Exercise details - Say how many lines in the entries below have the word "upper" in them, giving only the number.

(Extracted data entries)
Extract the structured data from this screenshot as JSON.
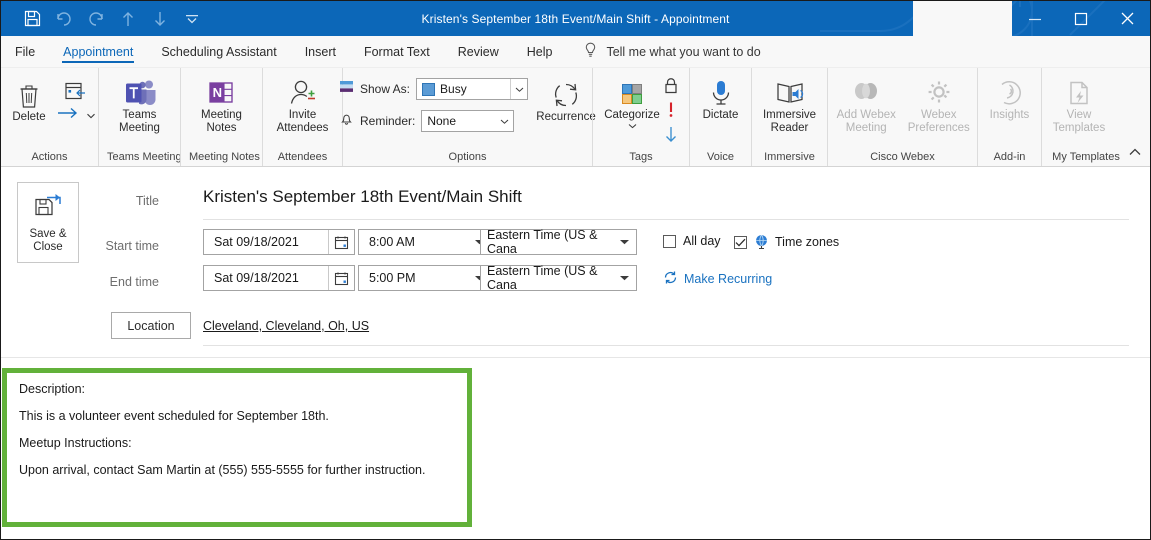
{
  "window": {
    "title": "Kristen's September 18th Event/Main Shift  -  Appointment",
    "quick_access": [
      {
        "name": "save-icon",
        "label": "Save"
      },
      {
        "name": "undo-icon",
        "label": "Undo"
      },
      {
        "name": "redo-icon",
        "label": "Redo"
      },
      {
        "name": "previous-item-icon",
        "label": "Previous Item"
      },
      {
        "name": "next-item-icon",
        "label": "Next Item"
      },
      {
        "name": "customize-quick-access-toolbar-icon",
        "label": "Customize Quick Access Toolbar"
      }
    ],
    "controls": [
      {
        "name": "ribbon-display-options",
        "label": "Ribbon Display Options"
      },
      {
        "name": "minimize",
        "label": "Minimize"
      },
      {
        "name": "maximize",
        "label": "Maximize"
      },
      {
        "name": "close",
        "label": "Close"
      }
    ],
    "accent_color": "#0c67b8"
  },
  "tabs": [
    {
      "label": "File",
      "active": false
    },
    {
      "label": "Appointment",
      "active": true
    },
    {
      "label": "Scheduling Assistant",
      "active": false
    },
    {
      "label": "Insert",
      "active": false
    },
    {
      "label": "Format Text",
      "active": false
    },
    {
      "label": "Review",
      "active": false
    },
    {
      "label": "Help",
      "active": false
    }
  ],
  "tell_me": {
    "icon": "lightbulb-icon",
    "placeholder": "Tell me what you want to do"
  },
  "ribbon": {
    "groups": [
      {
        "name": "Actions",
        "buttons": [
          {
            "label": "Delete",
            "icon": "trash-icon",
            "disabled": false
          }
        ]
      },
      {
        "name": "Teams Meeting",
        "buttons": [
          {
            "label": "Teams\nMeeting",
            "label_l1": "Teams",
            "label_l2": "Meeting",
            "icon": "teams-icon",
            "disabled": false
          }
        ]
      },
      {
        "name": "Meeting Notes",
        "buttons": [
          {
            "label_l1": "Meeting",
            "label_l2": "Notes",
            "icon": "onenote-icon",
            "disabled": false
          }
        ]
      },
      {
        "name": "Attendees",
        "buttons": [
          {
            "label_l1": "Invite",
            "label_l2": "Attendees",
            "icon": "invite-attendees-icon",
            "disabled": false
          }
        ]
      },
      {
        "name": "Options",
        "buttons": []
      },
      {
        "name": "Tags",
        "buttons": [
          {
            "label_l1": "Categorize",
            "label_l2": "",
            "icon": "categorize-icon",
            "disabled": false
          }
        ]
      },
      {
        "name": "Voice",
        "buttons": [
          {
            "label_l1": "Dictate",
            "label_l2": "",
            "icon": "microphone-icon",
            "disabled": false
          }
        ]
      },
      {
        "name": "Immersive",
        "buttons": [
          {
            "label_l1": "Immersive",
            "label_l2": "Reader",
            "icon": "immersive-reader-icon",
            "disabled": false
          }
        ]
      },
      {
        "name": "Cisco Webex",
        "buttons": [
          {
            "label_l1": "Add Webex",
            "label_l2": "Meeting",
            "icon": "webex-icon",
            "disabled": true
          },
          {
            "label_l1": "Webex",
            "label_l2": "Preferences",
            "icon": "gear-icon",
            "disabled": true
          }
        ]
      },
      {
        "name": "Add-in",
        "buttons": [
          {
            "label_l1": "Insights",
            "label_l2": "",
            "icon": "insights-icon",
            "disabled": true
          }
        ]
      },
      {
        "name": "My Templates",
        "buttons": [
          {
            "label_l1": "View",
            "label_l2": "Templates",
            "icon": "view-templates-icon",
            "disabled": true
          }
        ]
      }
    ],
    "labels": {
      "actions": "Actions",
      "teams_meeting_group": "Teams Meeting",
      "meeting_notes_group": "Meeting Notes",
      "attendees_group": "Attendees",
      "options_group": "Options",
      "tags_group": "Tags",
      "voice_group": "Voice",
      "immersive_group": "Immersive",
      "webex_group": "Cisco Webex",
      "addin_group": "Add-in",
      "templates_group": "My Templates",
      "delete": "Delete",
      "teams_l1": "Teams",
      "teams_l2": "Meeting",
      "notes_l1": "Meeting",
      "notes_l2": "Notes",
      "invite_l1": "Invite",
      "invite_l2": "Attendees",
      "categorize": "Categorize",
      "recurrence": "Recurrence",
      "dictate": "Dictate",
      "immersive_l1": "Immersive",
      "immersive_l2": "Reader",
      "webex_l1": "Add Webex",
      "webex_l2": "Meeting",
      "prefs_l1": "Webex",
      "prefs_l2": "Preferences",
      "insights": "Insights",
      "templates_l1": "View",
      "templates_l2": "Templates",
      "collapse_ribbon": "Collapse the Ribbon"
    },
    "options": {
      "show_as_label": "Show As:",
      "show_as_value": "Busy",
      "show_as_color": "#5b9bd5",
      "reminder_label": "Reminder:",
      "reminder_value": "None"
    }
  },
  "form": {
    "save_close_l1": "Save &",
    "save_close_l2": "Close",
    "labels": {
      "title": "Title",
      "start_time": "Start time",
      "end_time": "End time",
      "location": "Location"
    },
    "title_value": "Kristen's September 18th Event/Main Shift",
    "start_date": "Sat 09/18/2021",
    "start_time": "8:00 AM",
    "start_timezone": "Eastern Time (US & Cana",
    "end_date": "Sat 09/18/2021",
    "end_time": "5:00 PM",
    "end_timezone": "Eastern Time (US & Cana",
    "all_day_label": "All day",
    "all_day_checked": false,
    "time_zones_label": "Time zones",
    "time_zones_checked": true,
    "make_recurring_label": "Make Recurring",
    "location_value": "Cleveland, Cleveland, Oh, US"
  },
  "description": {
    "highlight_color": "#62b13a",
    "lines": [
      "Description:",
      "This is a volunteer event scheduled for September 18th.",
      "Meetup Instructions:",
      "Upon arrival, contact Sam Martin at (555) 555-5555 for further instruction."
    ]
  }
}
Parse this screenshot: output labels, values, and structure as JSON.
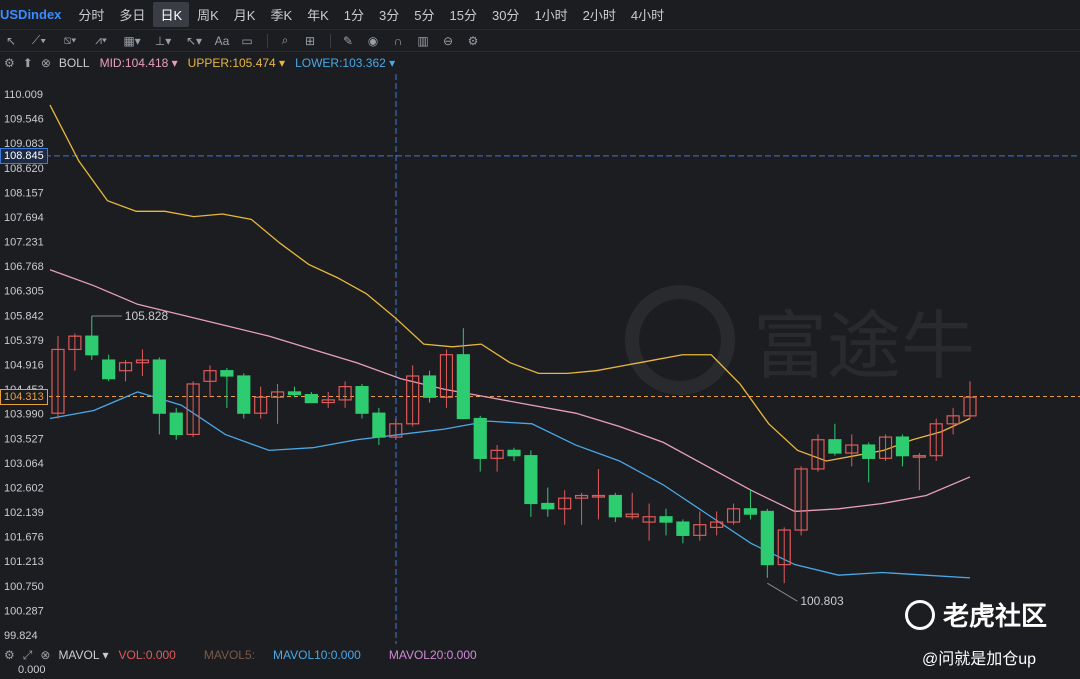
{
  "toolbar": {
    "symbol": "USDindex",
    "timeframes": [
      "分时",
      "多日",
      "日K",
      "周K",
      "月K",
      "季K",
      "年K",
      "1分",
      "3分",
      "5分",
      "15分",
      "30分",
      "1小时",
      "2小时",
      "4小时"
    ],
    "active_timeframe": "日K"
  },
  "drawing_tools": [
    "cursor-icon",
    "line-tool-icon",
    "channel-tool-icon",
    "pattern-tool-icon",
    "fib-tool-icon",
    "measure-tool-icon",
    "arrow-tool-icon",
    "text-tool-icon",
    "comment-icon",
    "zoom-icon",
    "magnet-icon",
    "pencil-icon",
    "eye-icon",
    "lock-icon",
    "trash-icon",
    "link-icon",
    "settings-icon"
  ],
  "indicator": {
    "name": "BOLL",
    "mid": "MID:104.418",
    "upper": "UPPER:105.474",
    "lower": "LOWER:103.362",
    "colors": {
      "mid": "#e8a0b8",
      "upper": "#e8b83c",
      "lower": "#4aa8e8"
    }
  },
  "price_axis": [
    "110.009",
    "109.546",
    "109.083",
    "108.620",
    "108.157",
    "107.694",
    "107.231",
    "106.768",
    "106.305",
    "105.842",
    "105.379",
    "104.916",
    "104.453",
    "103.990",
    "103.527",
    "103.064",
    "102.602",
    "102.139",
    "101.676",
    "101.213",
    "100.750",
    "100.287",
    "99.824"
  ],
  "crosshair_price": "108.845",
  "current_price": "104.313",
  "annotations": {
    "high": "105.828",
    "low": "100.803"
  },
  "volume": {
    "name": "MAVOL",
    "vol": "VOL:0.000",
    "mavol5": "MAVOL5:",
    "mavol10": "MAVOL10:0.000",
    "mavol20": "MAVOL20:0.000",
    "axis_zero": "0.000"
  },
  "watermark": {
    "brand": "富途牛",
    "community": "老虎社区",
    "author": "@问就是加仓up"
  },
  "colors": {
    "up": "#e05a5a",
    "down": "#2ecc71",
    "bg": "#1c1d21",
    "crosshair": "#3b7ad8",
    "current": "#e8a040"
  },
  "chart_data": {
    "type": "candlestick",
    "candles": [
      {
        "o": 104.0,
        "h": 105.45,
        "l": 103.9,
        "c": 105.2
      },
      {
        "o": 105.2,
        "h": 105.5,
        "l": 104.8,
        "c": 105.45
      },
      {
        "o": 105.45,
        "h": 105.83,
        "l": 105.0,
        "c": 105.1
      },
      {
        "o": 105.0,
        "h": 105.1,
        "l": 104.6,
        "c": 104.65
      },
      {
        "o": 104.8,
        "h": 105.0,
        "l": 104.6,
        "c": 104.95
      },
      {
        "o": 104.95,
        "h": 105.2,
        "l": 104.7,
        "c": 105.0
      },
      {
        "o": 105.0,
        "h": 105.05,
        "l": 103.6,
        "c": 104.0
      },
      {
        "o": 104.0,
        "h": 104.1,
        "l": 103.5,
        "c": 103.6
      },
      {
        "o": 103.6,
        "h": 104.6,
        "l": 103.55,
        "c": 104.55
      },
      {
        "o": 104.6,
        "h": 104.9,
        "l": 104.3,
        "c": 104.8
      },
      {
        "o": 104.8,
        "h": 104.85,
        "l": 104.1,
        "c": 104.7
      },
      {
        "o": 104.7,
        "h": 104.75,
        "l": 103.9,
        "c": 104.0
      },
      {
        "o": 104.0,
        "h": 104.5,
        "l": 103.9,
        "c": 104.3
      },
      {
        "o": 104.3,
        "h": 104.55,
        "l": 103.8,
        "c": 104.4
      },
      {
        "o": 104.4,
        "h": 104.5,
        "l": 104.3,
        "c": 104.35
      },
      {
        "o": 104.35,
        "h": 104.4,
        "l": 104.2,
        "c": 104.2
      },
      {
        "o": 104.2,
        "h": 104.4,
        "l": 104.1,
        "c": 104.25
      },
      {
        "o": 104.25,
        "h": 104.6,
        "l": 104.1,
        "c": 104.5
      },
      {
        "o": 104.5,
        "h": 104.55,
        "l": 103.9,
        "c": 104.0
      },
      {
        "o": 104.0,
        "h": 104.1,
        "l": 103.4,
        "c": 103.55
      },
      {
        "o": 103.55,
        "h": 103.9,
        "l": 103.5,
        "c": 103.8
      },
      {
        "o": 103.8,
        "h": 104.9,
        "l": 103.75,
        "c": 104.7
      },
      {
        "o": 104.7,
        "h": 104.8,
        "l": 104.2,
        "c": 104.3
      },
      {
        "o": 104.3,
        "h": 105.2,
        "l": 104.1,
        "c": 105.1
      },
      {
        "o": 105.1,
        "h": 105.6,
        "l": 103.9,
        "c": 103.9
      },
      {
        "o": 103.9,
        "h": 103.95,
        "l": 102.9,
        "c": 103.15
      },
      {
        "o": 103.15,
        "h": 103.4,
        "l": 102.9,
        "c": 103.3
      },
      {
        "o": 103.3,
        "h": 103.35,
        "l": 103.1,
        "c": 103.2
      },
      {
        "o": 103.2,
        "h": 103.3,
        "l": 102.05,
        "c": 102.3
      },
      {
        "o": 102.3,
        "h": 102.6,
        "l": 102.05,
        "c": 102.2
      },
      {
        "o": 102.2,
        "h": 102.55,
        "l": 101.9,
        "c": 102.4
      },
      {
        "o": 102.4,
        "h": 102.5,
        "l": 101.9,
        "c": 102.45
      },
      {
        "o": 102.45,
        "h": 102.95,
        "l": 102.0,
        "c": 102.45
      },
      {
        "o": 102.45,
        "h": 102.5,
        "l": 101.95,
        "c": 102.05
      },
      {
        "o": 102.05,
        "h": 102.5,
        "l": 102.0,
        "c": 102.1
      },
      {
        "o": 101.95,
        "h": 102.3,
        "l": 101.6,
        "c": 102.05
      },
      {
        "o": 102.05,
        "h": 102.2,
        "l": 101.7,
        "c": 101.95
      },
      {
        "o": 101.95,
        "h": 102.0,
        "l": 101.55,
        "c": 101.7
      },
      {
        "o": 101.7,
        "h": 102.15,
        "l": 101.6,
        "c": 101.9
      },
      {
        "o": 101.85,
        "h": 102.15,
        "l": 101.7,
        "c": 101.95
      },
      {
        "o": 101.95,
        "h": 102.3,
        "l": 101.9,
        "c": 102.2
      },
      {
        "o": 102.2,
        "h": 102.55,
        "l": 102.0,
        "c": 102.1
      },
      {
        "o": 102.15,
        "h": 102.2,
        "l": 100.9,
        "c": 101.15
      },
      {
        "o": 101.15,
        "h": 101.85,
        "l": 100.8,
        "c": 101.8
      },
      {
        "o": 101.8,
        "h": 103.0,
        "l": 101.7,
        "c": 102.95
      },
      {
        "o": 102.95,
        "h": 103.6,
        "l": 102.9,
        "c": 103.5
      },
      {
        "o": 103.5,
        "h": 103.8,
        "l": 103.2,
        "c": 103.25
      },
      {
        "o": 103.25,
        "h": 103.6,
        "l": 103.0,
        "c": 103.4
      },
      {
        "o": 103.4,
        "h": 103.45,
        "l": 102.7,
        "c": 103.15
      },
      {
        "o": 103.15,
        "h": 103.6,
        "l": 103.1,
        "c": 103.55
      },
      {
        "o": 103.55,
        "h": 103.6,
        "l": 103.0,
        "c": 103.2
      },
      {
        "o": 103.2,
        "h": 103.25,
        "l": 102.55,
        "c": 103.2
      },
      {
        "o": 103.2,
        "h": 103.9,
        "l": 103.1,
        "c": 103.8
      },
      {
        "o": 103.8,
        "h": 104.1,
        "l": 103.6,
        "c": 103.95
      },
      {
        "o": 103.95,
        "h": 104.6,
        "l": 103.9,
        "c": 104.3
      }
    ],
    "upper": [
      109.8,
      108.75,
      108.0,
      107.8,
      107.8,
      107.7,
      107.75,
      107.65,
      107.2,
      106.8,
      106.55,
      106.25,
      105.8,
      105.3,
      105.25,
      105.3,
      104.95,
      104.75,
      104.75,
      104.8,
      104.9,
      105.0,
      105.1,
      105.1,
      104.55,
      103.8,
      103.3,
      103.1,
      103.2,
      103.3,
      103.5,
      103.65,
      103.9
    ],
    "mid": [
      106.7,
      106.4,
      106.05,
      105.85,
      105.65,
      105.45,
      105.2,
      104.95,
      104.65,
      104.45,
      104.3,
      104.15,
      104.0,
      103.75,
      103.45,
      103.0,
      102.55,
      102.15,
      102.2,
      102.3,
      102.45,
      102.8
    ],
    "lower": [
      103.9,
      104.05,
      104.4,
      104.15,
      103.6,
      103.3,
      103.35,
      103.5,
      103.6,
      103.7,
      103.85,
      103.8,
      103.4,
      103.1,
      102.65,
      102.1,
      101.55,
      101.15,
      100.95,
      101.0,
      100.95,
      100.9
    ],
    "ylim": [
      99.824,
      110.009
    ]
  }
}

Result of this task - 3